The first injunction of the BYU Honor Code is the call to “be honest.” Students come to the university not only to improve their minds, gain knowledge, and develop skills that will assist them in their life’s work, but also to build character. President David O. McKay taught that “character is the highest aim of education” ( The Aims of a BYU Education, p. 6). It is the purpose of the BYU Academic Honesty Policy to assist in fulfilling that aim. BYU students should seek to be totally honest in their dealings with others. They should complete their own work and be evaluated based upon that work. They should avoid academic dishonesty and misconduct in all its forms, including but not limited to plagiarism, fabrication or falsification, cheating, and other academic misconduct.
Preventing Sexual Harassment:
Title IX of the Education Amendments of 1972 prohibits sex discrimination against any participant in an educational program or activity that receives federal funds. The act is intended to eliminate sex discrimination in education. Title IX covers discrimination in programs, admissions, activities, and student-to-student sexual harassment. BYU’s policy against sexual harassment extends not only to employees of the university, but to students as well. If you encounter unlawful sexual harassment or gender based discrimination, please talk to your professor, or contact the BYU Title IX Office at 801-422-8692.
Students with Disabilities:
Brigham Young University is committed to providing a working and learning atmosphere, which reasonably accommodates qualified persons with disabilities. If you have any disability which may impair your ability to complete this course successfully, please contact the University Accessibility Center (UAC) Office (422-2767). Reasonable academic accommodations are reviewed for all students who have qualified, documented disabilities. Services are coordinated with the student and instructor by the UAC Office. If you need assistance or if you feel you have been unlawfully discriminated against on the basis of disability, you may seek resolution through established grievance policy and procedures. You should contact the Equal Employment Office at 422-5895, D-285 ASB.

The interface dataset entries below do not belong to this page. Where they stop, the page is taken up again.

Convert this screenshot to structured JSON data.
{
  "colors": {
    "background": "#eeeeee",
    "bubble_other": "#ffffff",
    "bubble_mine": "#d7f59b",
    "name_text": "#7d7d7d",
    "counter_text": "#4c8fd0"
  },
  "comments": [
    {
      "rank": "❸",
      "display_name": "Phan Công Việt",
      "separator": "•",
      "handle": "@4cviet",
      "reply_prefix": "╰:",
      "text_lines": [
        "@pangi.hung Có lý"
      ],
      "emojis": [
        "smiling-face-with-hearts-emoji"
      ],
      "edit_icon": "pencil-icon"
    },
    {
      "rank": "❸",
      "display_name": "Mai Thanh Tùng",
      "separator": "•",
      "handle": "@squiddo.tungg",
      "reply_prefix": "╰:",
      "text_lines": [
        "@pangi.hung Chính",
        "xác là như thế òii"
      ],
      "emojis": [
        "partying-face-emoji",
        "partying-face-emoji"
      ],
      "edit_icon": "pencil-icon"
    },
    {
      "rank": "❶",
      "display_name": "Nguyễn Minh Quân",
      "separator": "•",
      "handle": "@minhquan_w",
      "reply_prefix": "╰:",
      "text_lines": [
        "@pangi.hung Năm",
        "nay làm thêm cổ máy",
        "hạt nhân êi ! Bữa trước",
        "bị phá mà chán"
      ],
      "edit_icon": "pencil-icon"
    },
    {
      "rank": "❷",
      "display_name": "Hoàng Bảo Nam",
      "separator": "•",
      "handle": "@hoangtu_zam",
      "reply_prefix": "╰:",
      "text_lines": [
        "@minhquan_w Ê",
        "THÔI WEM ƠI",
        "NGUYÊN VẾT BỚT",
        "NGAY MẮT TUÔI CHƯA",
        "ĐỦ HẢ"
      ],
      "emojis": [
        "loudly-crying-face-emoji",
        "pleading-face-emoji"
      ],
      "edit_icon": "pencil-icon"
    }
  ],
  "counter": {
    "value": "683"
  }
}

A classroom is similar to the workplace. In the workplace, it is illegal to discriminate based on race, color, religion, gender, national origin, disability, or age. Furthermore, we believe Christ would never belittle anyone based on their race, color, religion, gender, national origin, disability, or age. Therefore, we feel strongly that no one in a classroom should be belittled for any reason. If you experience such an offense in any class in this Department (caused either by the instructor or a fellow student), we strongly encourage you to contact the Department Chair.

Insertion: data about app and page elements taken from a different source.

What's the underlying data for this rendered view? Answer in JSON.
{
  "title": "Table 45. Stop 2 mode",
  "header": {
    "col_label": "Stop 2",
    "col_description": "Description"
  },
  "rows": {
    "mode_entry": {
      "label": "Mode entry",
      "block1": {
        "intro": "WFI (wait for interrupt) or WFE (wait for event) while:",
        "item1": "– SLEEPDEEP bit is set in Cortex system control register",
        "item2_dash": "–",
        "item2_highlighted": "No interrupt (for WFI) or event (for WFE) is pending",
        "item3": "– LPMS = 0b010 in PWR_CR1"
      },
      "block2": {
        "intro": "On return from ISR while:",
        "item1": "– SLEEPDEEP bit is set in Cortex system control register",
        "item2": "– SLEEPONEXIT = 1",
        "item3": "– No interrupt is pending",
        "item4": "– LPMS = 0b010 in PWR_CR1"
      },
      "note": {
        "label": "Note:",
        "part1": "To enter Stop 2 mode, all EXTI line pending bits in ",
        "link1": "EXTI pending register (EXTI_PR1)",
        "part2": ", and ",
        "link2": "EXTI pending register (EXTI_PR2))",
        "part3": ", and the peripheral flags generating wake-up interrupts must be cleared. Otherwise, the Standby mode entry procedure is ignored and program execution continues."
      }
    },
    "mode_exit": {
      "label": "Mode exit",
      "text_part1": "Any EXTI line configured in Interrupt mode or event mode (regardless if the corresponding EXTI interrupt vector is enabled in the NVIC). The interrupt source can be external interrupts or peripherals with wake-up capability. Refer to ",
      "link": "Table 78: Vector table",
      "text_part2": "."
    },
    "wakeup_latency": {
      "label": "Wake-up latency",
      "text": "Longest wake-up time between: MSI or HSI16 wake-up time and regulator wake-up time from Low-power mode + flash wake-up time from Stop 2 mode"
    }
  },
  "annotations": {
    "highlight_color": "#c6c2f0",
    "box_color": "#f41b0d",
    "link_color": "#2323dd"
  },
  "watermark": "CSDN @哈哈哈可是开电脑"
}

Dress and Grooming:
“The dress and grooming of both men and women should always be modest, neat, and clean consistent with the dignity adherent to representing The Church of Jesus Christ of Latter-day Saints and any of its institutions of higher education.” Students understand and have committed to obey this policy, thus instructors or other students should never be placed in the uncomfortable situation of having to remind someone of adhering to the sacred honor they have pledged.
Use of Technology in the Classroom:
Technology is an essential part of today’s learning environment. However, technology, when used inappropriately, can also hinder learning. Most students have, at some point, sat next to students who use their laptop or phone inappropriately. Unfortunately, other people who are sitting around such students are often distracted by this behavior and classroom learning decreases. Please respect your fellow students and professors and refrain from distractive behavior.